The architecture of this property blends superbly with the centre of town and the character of Beaune. It also includes a spiritual dimension under the benevolence of a sculpted Christ and a humble portrait of Saint-Vincent-de-Paul, both of which appear to exude a calmness over the buildings and their residents. Mindful of the characteristics of each area, the current owners have renovated each flat in keeping with their original materials and eras (18th century features), aesthetically providing all essential modern-day home comforts. Flat 803 is spacious and an ode to the beauty of Burgundy stone which is delightfully laid as dressed stone or as stone blocks. Arched openings are ingeniously arranged. The kitchen separated from the lounge is an invitation to create inspired dishes under its elegantly wrought coffered ceiling. The bedrooms, overlooking the interior courtyard, can but encourage a good night’s sleep. The high ceilings and the large windows bestow a feeling of grandeur and space amplified by through light. There is no doubt that this haven manifests a feeling of timelessness, a deep serenity and the certainty of well-being. Another way of living the “pro remedio animae” (salvation of souls). Purchasing a property in Beaune is a sound investment and its rental income is guaranteed.
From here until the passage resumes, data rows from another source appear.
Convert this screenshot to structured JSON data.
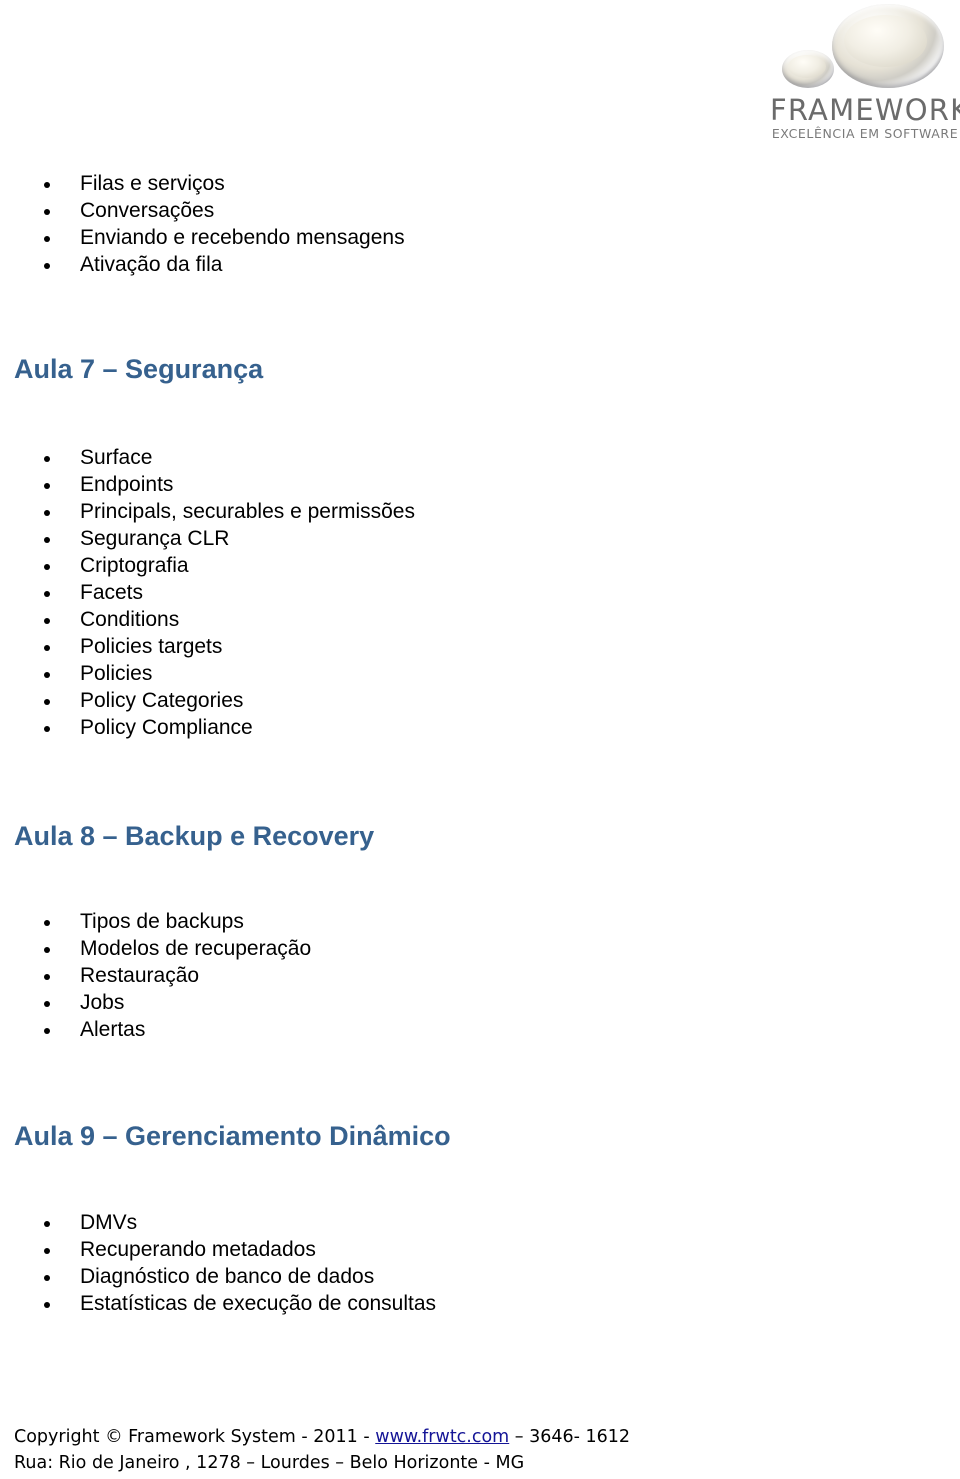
{
  "logo": {
    "wordmark": "FRAMEWORK",
    "tagline": "EXCELÊNCIA EM SOFTWARE",
    "disc_large_icon": "metallic-disc-large-icon",
    "disc_small_icon": "metallic-disc-small-icon"
  },
  "colors": {
    "heading_blue": "#36618E",
    "body_text": "#000000",
    "link_blue": "#141496",
    "logo_gray": "#6B6B6B"
  },
  "sections": [
    {
      "id": "aula6-continued",
      "heading": null,
      "items": [
        "Filas e serviços",
        "Conversações",
        "Enviando e recebendo mensagens",
        "Ativação da fila"
      ]
    },
    {
      "id": "aula7",
      "heading": "Aula 7 – Segurança",
      "items": [
        "Surface",
        "Endpoints",
        "Principals, securables e permissões",
        "Segurança CLR",
        "Criptografia",
        "Facets",
        "Conditions",
        "Policies targets",
        "Policies",
        "Policy Categories",
        "Policy Compliance"
      ]
    },
    {
      "id": "aula8",
      "heading": "Aula 8 – Backup e Recovery",
      "items": [
        "Tipos de backups",
        "Modelos de recuperação",
        "Restauração",
        "Jobs",
        "Alertas"
      ]
    },
    {
      "id": "aula9",
      "heading": "Aula 9 – Gerenciamento Dinâmico",
      "items": [
        "DMVs",
        "Recuperando metadados",
        "Diagnóstico de banco de dados",
        "Estatísticas de execução de consultas"
      ]
    }
  ],
  "footer": {
    "copyright_prefix": "Copyright © Framework System - 2011 - ",
    "site_link": "www.frwtc.com",
    "phone_suffix": "  – 3646- 1612",
    "address": "Rua: Rio de Janeiro , 1278 – Lourdes – Belo Horizonte - MG"
  }
}
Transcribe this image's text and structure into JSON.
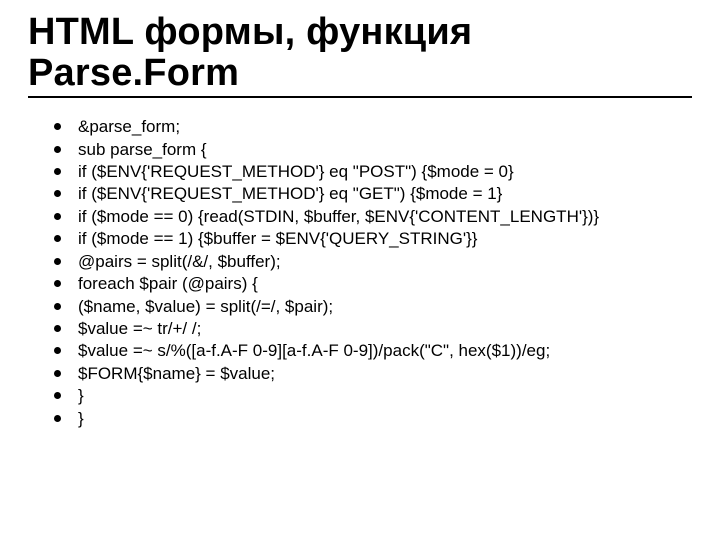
{
  "title_line1": "HTML формы, функция",
  "title_line2": "Parse.Form",
  "lines": [
    "&parse_form;",
    "sub parse_form {",
    "if ($ENV{'REQUEST_METHOD'} eq \"POST\") {$mode = 0}",
    "if ($ENV{'REQUEST_METHOD'} eq \"GET\") {$mode = 1}",
    "if ($mode == 0) {read(STDIN, $buffer, $ENV{'CONTENT_LENGTH'})}",
    "if ($mode == 1) {$buffer = $ENV{'QUERY_STRING'}}",
    "@pairs = split(/&/, $buffer);",
    "foreach $pair (@pairs) {",
    "($name, $value) = split(/=/, $pair);",
    "$value =~ tr/+/ /;",
    "$value =~ s/%([a-f.A-F 0-9][a-f.A-F 0-9])/pack(\"C\", hex($1))/eg;",
    "$FORM{$name} = $value;",
    "}",
    "}"
  ]
}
|Living space||110.9 m2|
|Number of rooms||3|
|Number of bedrooms||2|
Anne Gros +33 1 42 84 80 85
NB: The above information is not only the result of our visit to the property; it is also based on information provided by the current owner. It is by no means comprehensive or strictly accurate especially where surface areas and construction dates are concerned. We cannot, therefore, be held liable for any misrepresentation.